Saved data entries:
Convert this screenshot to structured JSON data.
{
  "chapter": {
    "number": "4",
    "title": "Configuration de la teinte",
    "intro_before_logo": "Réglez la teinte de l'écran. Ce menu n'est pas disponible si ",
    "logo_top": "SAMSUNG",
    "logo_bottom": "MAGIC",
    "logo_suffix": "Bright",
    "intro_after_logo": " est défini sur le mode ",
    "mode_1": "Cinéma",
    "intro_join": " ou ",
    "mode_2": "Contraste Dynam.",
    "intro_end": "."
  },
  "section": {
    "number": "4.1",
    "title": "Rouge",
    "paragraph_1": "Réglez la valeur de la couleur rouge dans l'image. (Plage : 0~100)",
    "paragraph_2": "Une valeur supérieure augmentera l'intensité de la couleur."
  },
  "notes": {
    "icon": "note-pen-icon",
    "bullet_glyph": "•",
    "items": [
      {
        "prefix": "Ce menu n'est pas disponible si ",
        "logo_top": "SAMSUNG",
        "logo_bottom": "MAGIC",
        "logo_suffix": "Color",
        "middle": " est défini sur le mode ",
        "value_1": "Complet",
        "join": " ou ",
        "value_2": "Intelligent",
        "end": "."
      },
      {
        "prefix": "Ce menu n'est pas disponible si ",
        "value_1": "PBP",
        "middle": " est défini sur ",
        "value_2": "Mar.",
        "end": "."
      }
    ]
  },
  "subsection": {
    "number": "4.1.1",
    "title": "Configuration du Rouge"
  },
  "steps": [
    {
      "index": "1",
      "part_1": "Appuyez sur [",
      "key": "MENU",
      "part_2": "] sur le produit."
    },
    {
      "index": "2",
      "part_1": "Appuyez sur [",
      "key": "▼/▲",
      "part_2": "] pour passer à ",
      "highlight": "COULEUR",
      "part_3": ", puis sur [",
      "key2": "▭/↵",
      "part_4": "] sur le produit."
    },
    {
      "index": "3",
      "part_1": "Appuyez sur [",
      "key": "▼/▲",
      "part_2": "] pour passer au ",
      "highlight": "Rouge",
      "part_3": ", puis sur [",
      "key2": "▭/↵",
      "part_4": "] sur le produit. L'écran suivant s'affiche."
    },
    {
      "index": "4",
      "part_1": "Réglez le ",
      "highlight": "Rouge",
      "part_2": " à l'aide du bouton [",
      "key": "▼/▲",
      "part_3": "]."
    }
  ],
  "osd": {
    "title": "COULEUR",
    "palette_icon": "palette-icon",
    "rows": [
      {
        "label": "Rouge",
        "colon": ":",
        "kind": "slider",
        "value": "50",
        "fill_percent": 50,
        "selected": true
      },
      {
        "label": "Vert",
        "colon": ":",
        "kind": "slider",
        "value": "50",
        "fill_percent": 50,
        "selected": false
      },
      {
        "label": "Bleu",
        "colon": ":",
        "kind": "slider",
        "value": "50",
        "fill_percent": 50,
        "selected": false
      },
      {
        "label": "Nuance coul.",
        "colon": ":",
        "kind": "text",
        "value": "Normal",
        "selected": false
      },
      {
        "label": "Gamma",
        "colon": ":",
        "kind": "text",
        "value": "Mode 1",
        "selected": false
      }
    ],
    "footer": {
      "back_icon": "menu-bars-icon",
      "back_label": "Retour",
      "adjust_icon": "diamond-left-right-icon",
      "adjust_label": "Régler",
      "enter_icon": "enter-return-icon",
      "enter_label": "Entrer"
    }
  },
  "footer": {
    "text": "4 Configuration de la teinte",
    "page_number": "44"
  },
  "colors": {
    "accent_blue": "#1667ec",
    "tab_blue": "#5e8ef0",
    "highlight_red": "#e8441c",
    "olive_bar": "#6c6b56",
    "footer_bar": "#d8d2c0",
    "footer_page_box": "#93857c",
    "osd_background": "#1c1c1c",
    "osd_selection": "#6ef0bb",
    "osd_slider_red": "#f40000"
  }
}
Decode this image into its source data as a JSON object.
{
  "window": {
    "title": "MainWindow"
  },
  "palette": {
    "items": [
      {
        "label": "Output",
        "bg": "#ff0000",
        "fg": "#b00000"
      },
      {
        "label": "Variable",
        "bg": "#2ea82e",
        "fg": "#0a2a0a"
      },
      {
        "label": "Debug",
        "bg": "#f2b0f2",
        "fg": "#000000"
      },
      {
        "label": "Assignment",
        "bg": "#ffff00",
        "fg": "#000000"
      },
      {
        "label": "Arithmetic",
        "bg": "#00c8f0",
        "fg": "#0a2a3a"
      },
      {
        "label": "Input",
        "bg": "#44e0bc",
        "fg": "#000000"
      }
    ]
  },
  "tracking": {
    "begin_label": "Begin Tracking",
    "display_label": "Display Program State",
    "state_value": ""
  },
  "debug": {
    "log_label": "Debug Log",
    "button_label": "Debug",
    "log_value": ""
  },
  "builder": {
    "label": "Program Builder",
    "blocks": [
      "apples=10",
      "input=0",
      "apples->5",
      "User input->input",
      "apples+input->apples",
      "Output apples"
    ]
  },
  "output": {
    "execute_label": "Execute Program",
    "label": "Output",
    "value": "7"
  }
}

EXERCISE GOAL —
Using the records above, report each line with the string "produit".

TASK SOLUTION —
      "part_2": "] sur le produit."
      "part_4": "] sur le produit."
      "part_4": "] sur le produit. L'écran suivant s'affiche."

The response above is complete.